• **Activity**:
Find every line in the data that contains the word "Τάρταρα". Return each of those lines.
*** Opening The input ***
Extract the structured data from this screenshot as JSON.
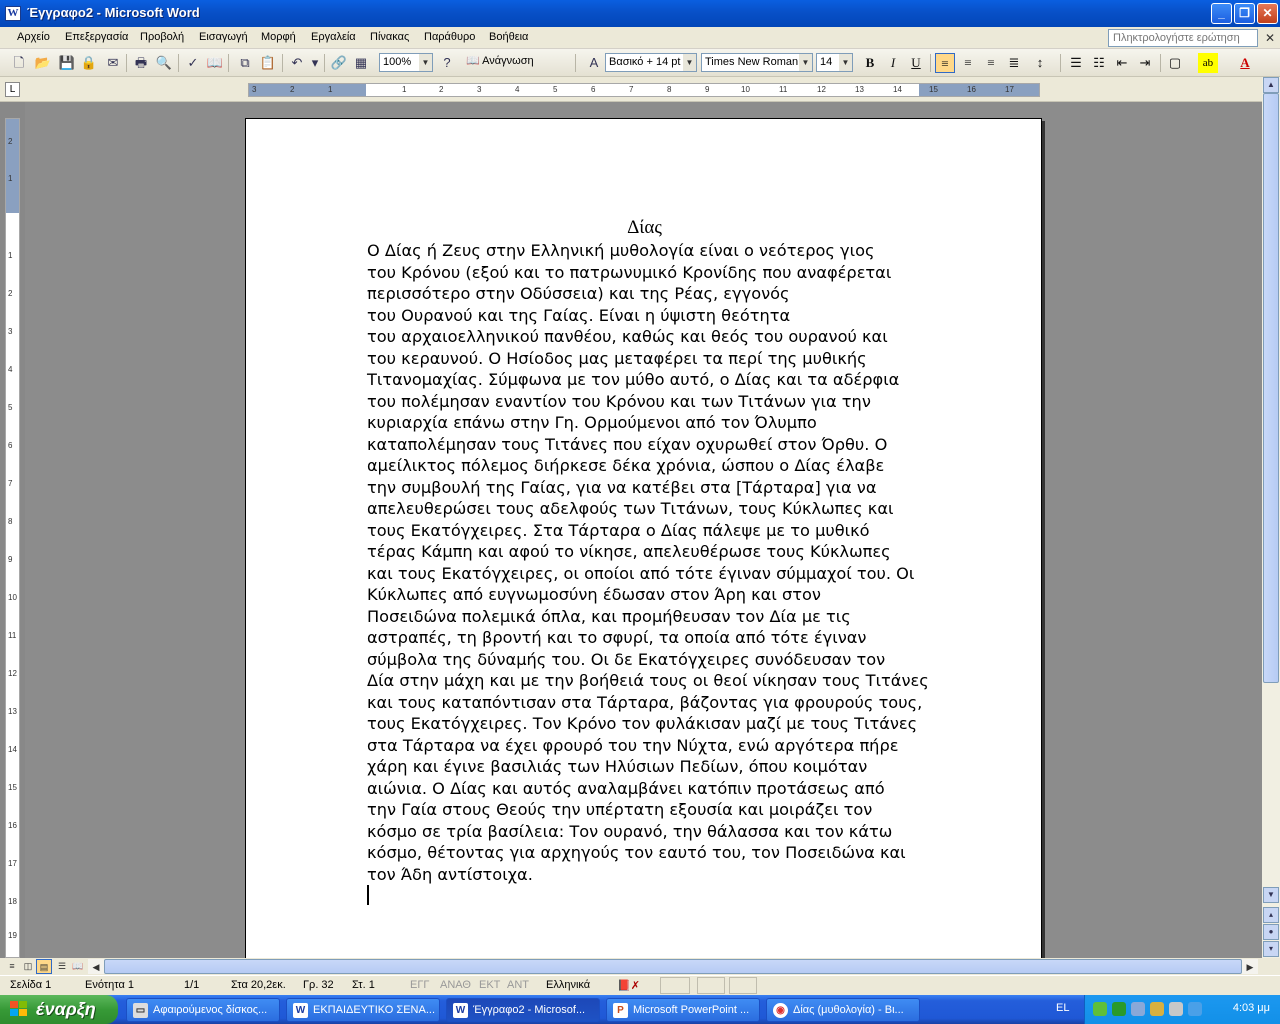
{
  "window": {
    "title": "Έγγραφο2 - Microsoft Word",
    "controls": {
      "minimize": "_",
      "maximize": "❐",
      "close": "✕"
    }
  },
  "menu": {
    "items": [
      "Αρχείο",
      "Επεξεργασία",
      "Προβολή",
      "Εισαγωγή",
      "Μορφή",
      "Εργαλεία",
      "Πίνακας",
      "Παράθυρο",
      "Βοήθεια"
    ],
    "ask_placeholder": "Πληκτρολογήστε ερώτηση"
  },
  "toolbar": {
    "zoom": "100%",
    "reading_label": "Ανάγνωση",
    "style": "Βασικό + 14 pt",
    "font": "Times New Roman",
    "size": "14",
    "bold": "B",
    "italic": "I",
    "underline": "U"
  },
  "ruler": {
    "h_labels": [
      "3",
      "2",
      "1",
      "1",
      "2",
      "3",
      "4",
      "5",
      "6",
      "7",
      "8",
      "9",
      "10",
      "11",
      "12",
      "13",
      "14",
      "15",
      "16",
      "17"
    ],
    "v_labels": [
      "2",
      "1",
      "1",
      "2",
      "3",
      "4",
      "5",
      "6",
      "7",
      "8",
      "9",
      "10",
      "11",
      "12",
      "13",
      "14",
      "15",
      "16",
      "17",
      "18",
      "19"
    ]
  },
  "document": {
    "title": "Δίας",
    "lines": [
      "Ο Δίας ή Ζευς στην Ελληνική μυθολογία είναι ο νεότερος γιος",
      "του Κρόνου (εξού και το πατρωνυμικό Κρονίδης που αναφέρεται",
      "περισσότερο στην Οδύσσεια) και της Ρέας, εγγονός",
      "του Ουρανού και της Γαίας. Είναι η ύψιστη θεότητα",
      "του αρχαιοελληνικού πανθέου, καθώς και θεός του ουρανού και",
      "του κεραυνού. Ο Ησίοδος μας μεταφέρει τα περί της μυθικής",
      "Τιτανομαχίας. Σύμφωνα με τον μύθο αυτό, ο Δίας και τα αδέρφια",
      "του πολέμησαν εναντίον του Κρόνου και των Τιτάνων για την",
      "κυριαρχία επάνω στην Γη. Ορμούμενοι από τον Όλυμπο",
      "καταπολέμησαν τους Τιτάνες που είχαν οχυρωθεί στον Όρθυ. Ο",
      "αμείλικτος πόλεμος διήρκεσε δέκα χρόνια, ώσπου ο Δίας έλαβε",
      "την συμβουλή της Γαίας, για να κατέβει στα [Τάρταρα] για να",
      "απελευθερώσει τους αδελφούς των Τιτάνων, τους Κύκλωπες και",
      "τους Εκατόγχειρες. Στα Τάρταρα ο Δίας πάλεψε με το μυθικό",
      "τέρας Κάμπη και αφού το νίκησε, απελευθέρωσε τους Κύκλωπες",
      "και τους Εκατόγχειρες, οι οποίοι από τότε έγιναν σύμμαχοί του. Οι",
      "Κύκλωπες από ευγνωμοσύνη έδωσαν στον Άρη και στον",
      "Ποσειδώνα πολεμικά όπλα, και προμήθευσαν τον Δία με τις",
      "αστραπές, τη βροντή και το σφυρί, τα οποία από τότε έγιναν",
      "σύμβολα της δύναμής του. Οι δε Εκατόγχειρες συνόδευσαν τον",
      "Δία στην μάχη και με την βοήθειά τους οι θεοί νίκησαν τους Τιτάνες",
      "και τους καταπόντισαν στα Τάρταρα, βάζοντας για φρουρούς τους,",
      "τους Εκατόγχειρες. Τον Κρόνο τον φυλάκισαν μαζί με τους Τιτάνες",
      "στα Τάρταρα να έχει φρουρό του την Νύχτα, ενώ αργότερα πήρε",
      "χάρη και έγινε βασιλιάς των Ηλύσιων Πεδίων, όπου κοιμόταν",
      "αιώνια. Ο Δίας και αυτός αναλαμβάνει κατόπιν προτάσεως από",
      "την Γαία στους Θεούς την υπέρτατη εξουσία και μοιράζει τον",
      "κόσμο σε τρία βασίλεια: Τον ουρανό, την θάλασσα και τον κάτω",
      "κόσμο, θέτοντας για αρχηγούς τον εαυτό του, τον Ποσειδώνα και",
      "τον Άδη αντίστοιχα."
    ]
  },
  "statusbar": {
    "page": "Σελίδα 1",
    "section": "Ενότητα 1",
    "pages": "1/1",
    "at": "Στα 20,2εκ.",
    "line": "Γρ. 32",
    "col": "Στ. 1",
    "rec": "ΕΓΓ",
    "trk": "ΑΝΑΘ",
    "ext": "ΕΚΤ",
    "ovr": "ΑΝΤ",
    "language": "Ελληνικά"
  },
  "taskbar": {
    "start": "έναρξη",
    "tasks": [
      "Αφαιρούμενος δίσκος...",
      "ΕΚΠΑΙΔΕΥΤΙΚΟ ΣΕΝΑ...",
      "Έγγραφο2 - Microsof...",
      "Microsoft PowerPoint ...",
      "Δίας (μυθολογία) - Βι..."
    ],
    "language": "EL",
    "clock": "4:03 μμ"
  }
}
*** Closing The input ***
• **Answer below**:
      "την συμβουλή της Γαίας, για να κατέβει στα [Τάρταρα] για να",
      "τους Εκατόγχειρες. Στα Τάρταρα ο Δίας πάλεψε με το μυθικό",
      "και τους καταπόντισαν στα Τάρταρα, βάζοντας για φρουρούς τους,",
      "στα Τάρταρα να έχει φρουρό του την Νύχτα, ενώ αργότερα πήρε",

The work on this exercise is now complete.